# BRIEF:
Check each line of the records below for the word "heading" and copy those where it appears.

# Component data from apps and pages:
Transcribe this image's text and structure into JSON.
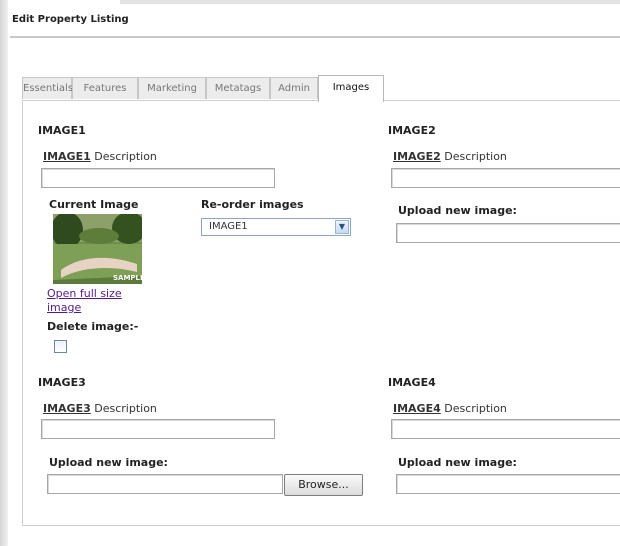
{
  "page_title": "Edit Property Listing",
  "tabs": [
    {
      "label": "Essentials"
    },
    {
      "label": "Features"
    },
    {
      "label": "Marketing"
    },
    {
      "label": "Metatags"
    },
    {
      "label": "Admin"
    },
    {
      "label": "Images"
    }
  ],
  "active_tab": "Images",
  "image1": {
    "heading": "IMAGE1",
    "desc_label_bold": "IMAGE1",
    "desc_label_rest": " Description",
    "description_value": "",
    "current_image_label": "Current Image",
    "thumbnail_badge": "SAMPLE",
    "reorder_label": "Re-order images",
    "reorder_value": "IMAGE1",
    "open_full_link": "Open full size image",
    "delete_label": "Delete image:-"
  },
  "image2": {
    "heading": "IMAGE2",
    "desc_label_bold": "IMAGE2",
    "desc_label_rest": " Description",
    "description_value": "",
    "upload_label": "Upload new image:",
    "upload_value": ""
  },
  "image3": {
    "heading": "IMAGE3",
    "desc_label_bold": "IMAGE3",
    "desc_label_rest": " Description",
    "description_value": "",
    "upload_label": "Upload new image:",
    "upload_value": "",
    "browse_label": "Browse..."
  },
  "image4": {
    "heading": "IMAGE4",
    "desc_label_bold": "IMAGE4",
    "desc_label_rest": " Description",
    "description_value": "",
    "upload_label": "Upload new image:",
    "upload_value": ""
  }
}
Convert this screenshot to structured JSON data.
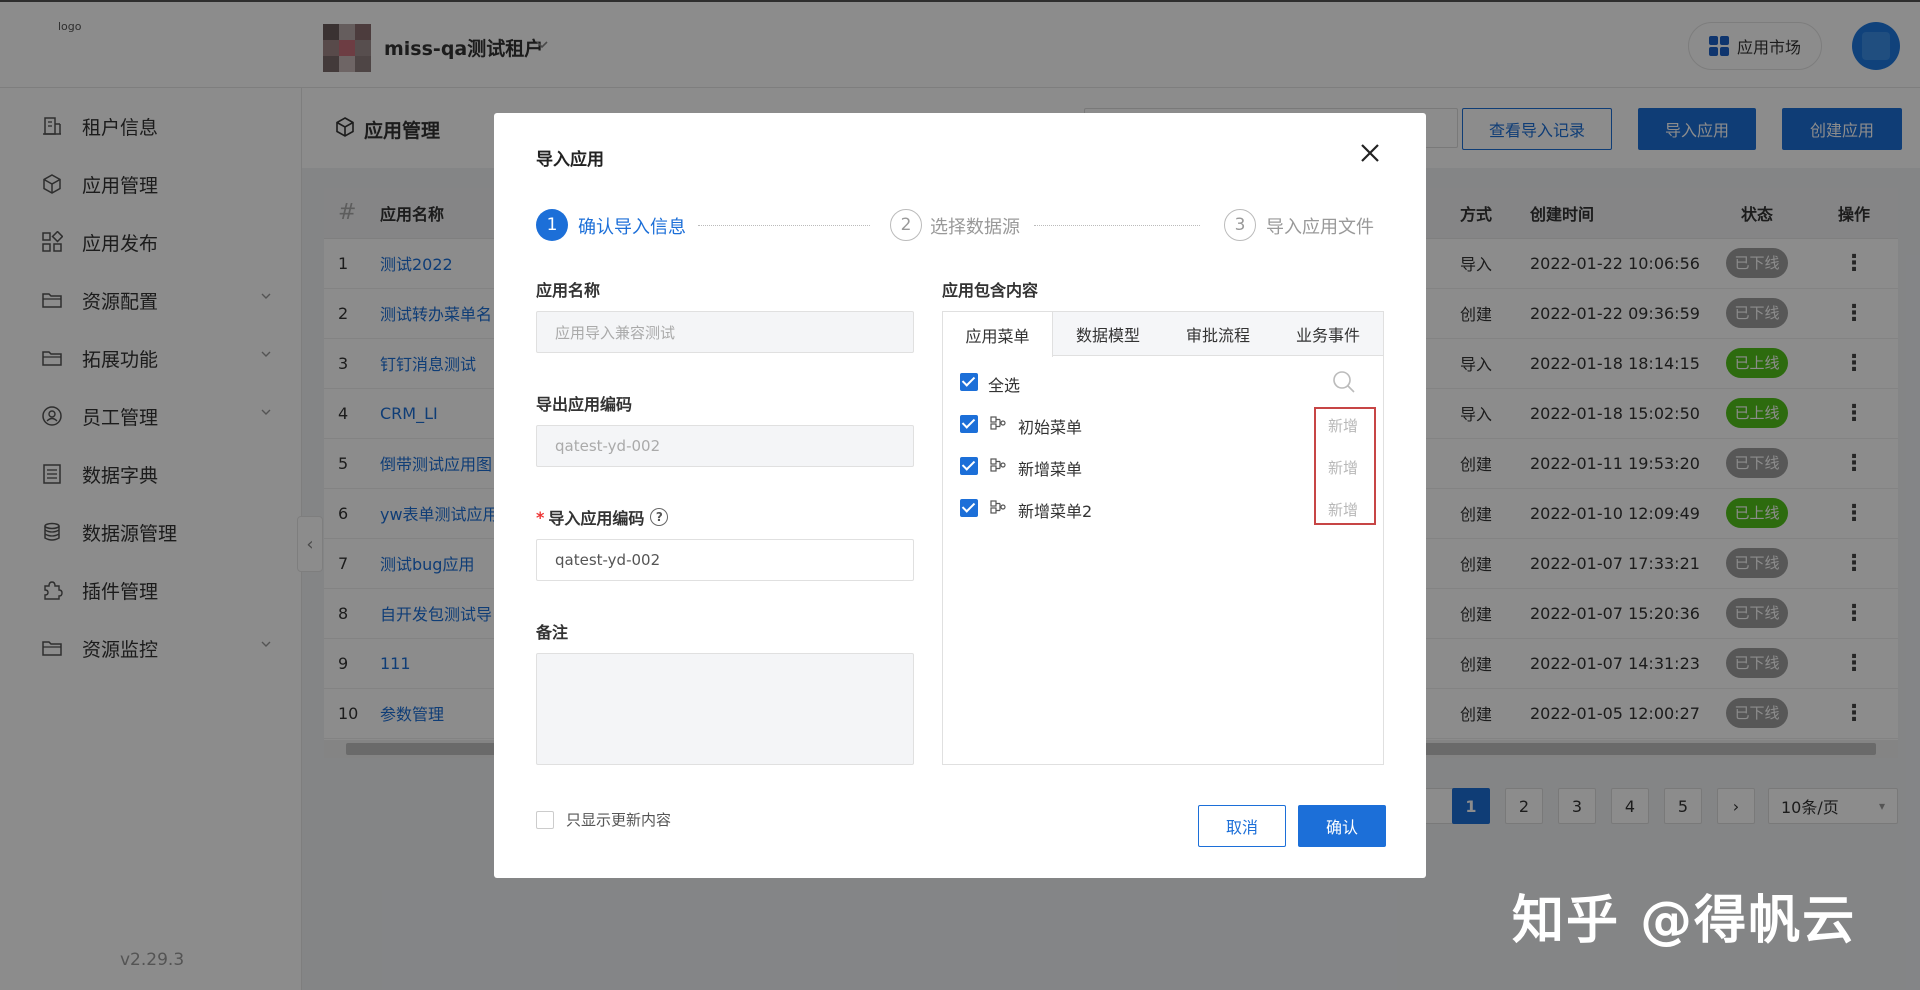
{
  "header": {
    "logo_alt": "logo",
    "tenant_name": "miss-qa测试租户",
    "market_label": "应用市场"
  },
  "sidebar": {
    "items": [
      {
        "label": "租户信息",
        "icon": "building-icon",
        "expandable": false
      },
      {
        "label": "应用管理",
        "icon": "cube-icon",
        "expandable": false
      },
      {
        "label": "应用发布",
        "icon": "apps-icon",
        "expandable": false
      },
      {
        "label": "资源配置",
        "icon": "folder-icon",
        "expandable": true
      },
      {
        "label": "拓展功能",
        "icon": "folder-icon",
        "expandable": true
      },
      {
        "label": "员工管理",
        "icon": "user-circle-icon",
        "expandable": true
      },
      {
        "label": "数据字典",
        "icon": "list-icon",
        "expandable": false
      },
      {
        "label": "数据源管理",
        "icon": "database-icon",
        "expandable": false
      },
      {
        "label": "插件管理",
        "icon": "puzzle-icon",
        "expandable": false
      },
      {
        "label": "资源监控",
        "icon": "folder-icon",
        "expandable": true
      }
    ],
    "version": "v2.29.3"
  },
  "page": {
    "title": "应用管理",
    "buttons": {
      "view_import_records": "查看导入记录",
      "import_app": "导入应用",
      "create_app": "创建应用"
    }
  },
  "table": {
    "headers": {
      "index": "#",
      "name": "应用名称",
      "method": "方式",
      "created": "创建时间",
      "status": "状态",
      "actions": "操作"
    },
    "rows": [
      {
        "index": "1",
        "name": "测试2022",
        "method": "导入",
        "created": "2022-01-22 10:06:56",
        "status": "已下线",
        "online": false
      },
      {
        "index": "2",
        "name": "测试转办菜单名",
        "method": "创建",
        "created": "2022-01-22 09:36:59",
        "status": "已下线",
        "online": false
      },
      {
        "index": "3",
        "name": "钉钉消息测试",
        "method": "导入",
        "created": "2022-01-18 18:14:15",
        "status": "已上线",
        "online": true
      },
      {
        "index": "4",
        "name": "CRM_LI",
        "method": "导入",
        "created": "2022-01-18 15:02:50",
        "status": "已上线",
        "online": true
      },
      {
        "index": "5",
        "name": "倒带测试应用图",
        "method": "创建",
        "created": "2022-01-11 19:53:20",
        "status": "已下线",
        "online": false
      },
      {
        "index": "6",
        "name": "yw表单测试应用",
        "method": "创建",
        "created": "2022-01-10 12:09:49",
        "status": "已上线",
        "online": true
      },
      {
        "index": "7",
        "name": "测试bug应用",
        "method": "创建",
        "created": "2022-01-07 17:33:21",
        "status": "已下线",
        "online": false
      },
      {
        "index": "8",
        "name": "自开发包测试导",
        "method": "创建",
        "created": "2022-01-07 15:20:36",
        "status": "已下线",
        "online": false
      },
      {
        "index": "9",
        "name": "111",
        "method": "创建",
        "created": "2022-01-07 14:31:23",
        "status": "已下线",
        "online": false
      },
      {
        "index": "10",
        "name": "参数管理",
        "method": "创建",
        "created": "2022-01-05 12:00:27",
        "status": "已下线",
        "online": false
      }
    ]
  },
  "pagination": {
    "pages": [
      "1",
      "2",
      "3",
      "4",
      "5"
    ],
    "current": "1",
    "next": "›",
    "page_size": "10条/页"
  },
  "modal": {
    "title": "导入应用",
    "steps": [
      {
        "num": "1",
        "label": "确认导入信息"
      },
      {
        "num": "2",
        "label": "选择数据源"
      },
      {
        "num": "3",
        "label": "导入应用文件"
      }
    ],
    "app_name_label": "应用名称",
    "app_name_placeholder": "应用导入兼容测试",
    "export_code_label": "导出应用编码",
    "export_code_value": "qatest-yd-002",
    "import_code_label": "导入应用编码",
    "import_code_required": "*",
    "import_code_value": "qatest-yd-002",
    "remark_label": "备注",
    "content_label": "应用包含内容",
    "tabs": [
      "应用菜单",
      "数据模型",
      "审批流程",
      "业务事件"
    ],
    "select_all": "全选",
    "menu_items": [
      {
        "label": "初始菜单",
        "status": "新增"
      },
      {
        "label": "新增菜单",
        "status": "新增"
      },
      {
        "label": "新增菜单2",
        "status": "新增"
      }
    ],
    "only_updates_label": "只显示更新内容",
    "cancel": "取消",
    "confirm": "确认"
  },
  "watermark": "知乎 @得帆云",
  "colors": {
    "primary": "#1c6fd8",
    "online": "#52c41a",
    "offline": "#9e9e9e",
    "highlight": "#c74545"
  }
}
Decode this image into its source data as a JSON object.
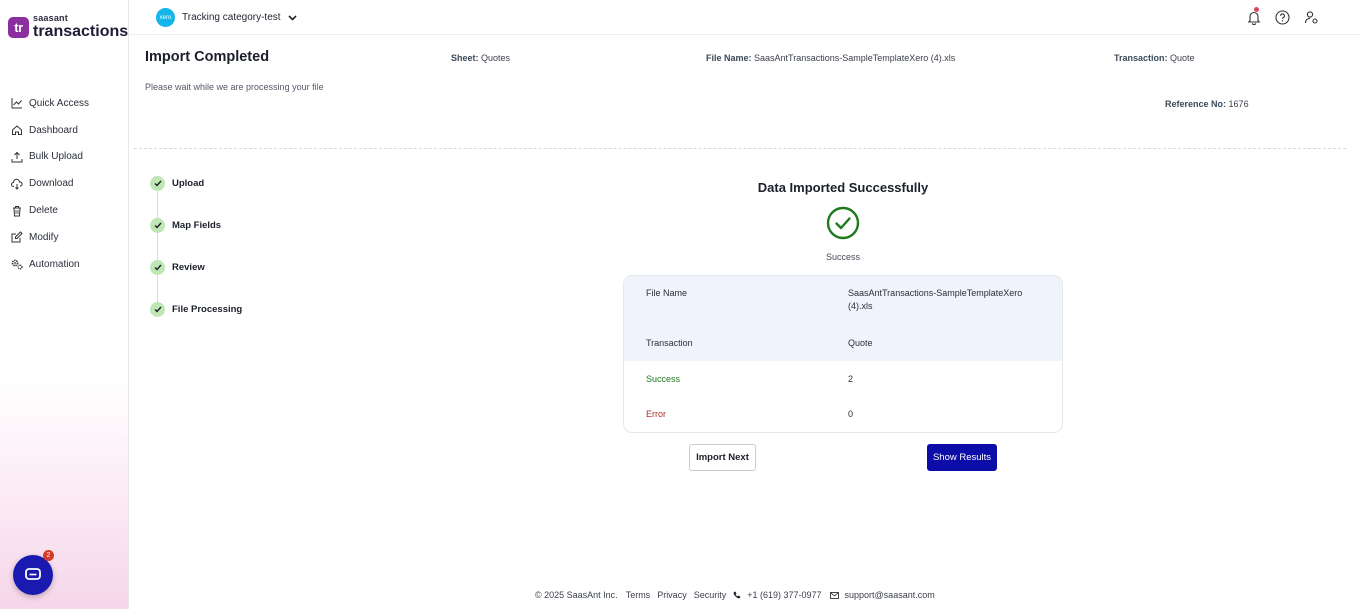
{
  "brand": {
    "logo_mark": "tr",
    "logo_small": "saasant",
    "logo_big": "transactions"
  },
  "sidebar": {
    "items": [
      {
        "label": "Quick Access",
        "icon": "chart-line-icon"
      },
      {
        "label": "Dashboard",
        "icon": "home-icon"
      },
      {
        "label": "Bulk Upload",
        "icon": "upload-icon"
      },
      {
        "label": "Download",
        "icon": "cloud-download-icon"
      },
      {
        "label": "Delete",
        "icon": "trash-icon"
      },
      {
        "label": "Modify",
        "icon": "edit-icon"
      },
      {
        "label": "Automation",
        "icon": "gears-icon"
      }
    ],
    "chat_badge": "2"
  },
  "topbar": {
    "org_badge": "xero",
    "org_name": "Tracking category-test"
  },
  "header": {
    "title": "Import Completed",
    "subtitle": "Please wait while we are processing your file",
    "sheet_label": "Sheet:",
    "sheet_value": "Quotes",
    "file_label": "File Name:",
    "file_value": "SaasAntTransactions-SampleTemplateXero (4).xls",
    "transaction_label": "Transaction:",
    "transaction_value": "Quote",
    "ref_label": "Reference No:",
    "ref_value": "1676"
  },
  "steps": [
    {
      "label": "Upload"
    },
    {
      "label": "Map Fields"
    },
    {
      "label": "Review"
    },
    {
      "label": "File Processing"
    }
  ],
  "result": {
    "title": "Data Imported Successfully",
    "status": "Success",
    "file_name_label": "File Name",
    "file_name_value_1": "SaasAntTransactions-SampleTemplateXero",
    "file_name_value_2": "(4).xls",
    "transaction_label": "Transaction",
    "transaction_value": "Quote",
    "success_label": "Success",
    "success_value": "2",
    "error_label": "Error",
    "error_value": "0"
  },
  "buttons": {
    "import_next": "Import Next",
    "show_results": "Show Results"
  },
  "footer": {
    "copyright": "© 2025 SaasAnt Inc.",
    "terms": "Terms",
    "privacy": "Privacy",
    "security": "Security",
    "phone": "+1 (619) 377-0977",
    "email": "support@saasant.com"
  },
  "colors": {
    "accent": "#0c0ca8",
    "success": "#1f7a1f",
    "error": "#a83228",
    "logo": "#8b2ea0"
  }
}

# EXPECTED OUTPUT:
    "heading": "IMAGE1",
    "heading": "IMAGE2",
    "heading": "IMAGE3",
    "heading": "IMAGE4",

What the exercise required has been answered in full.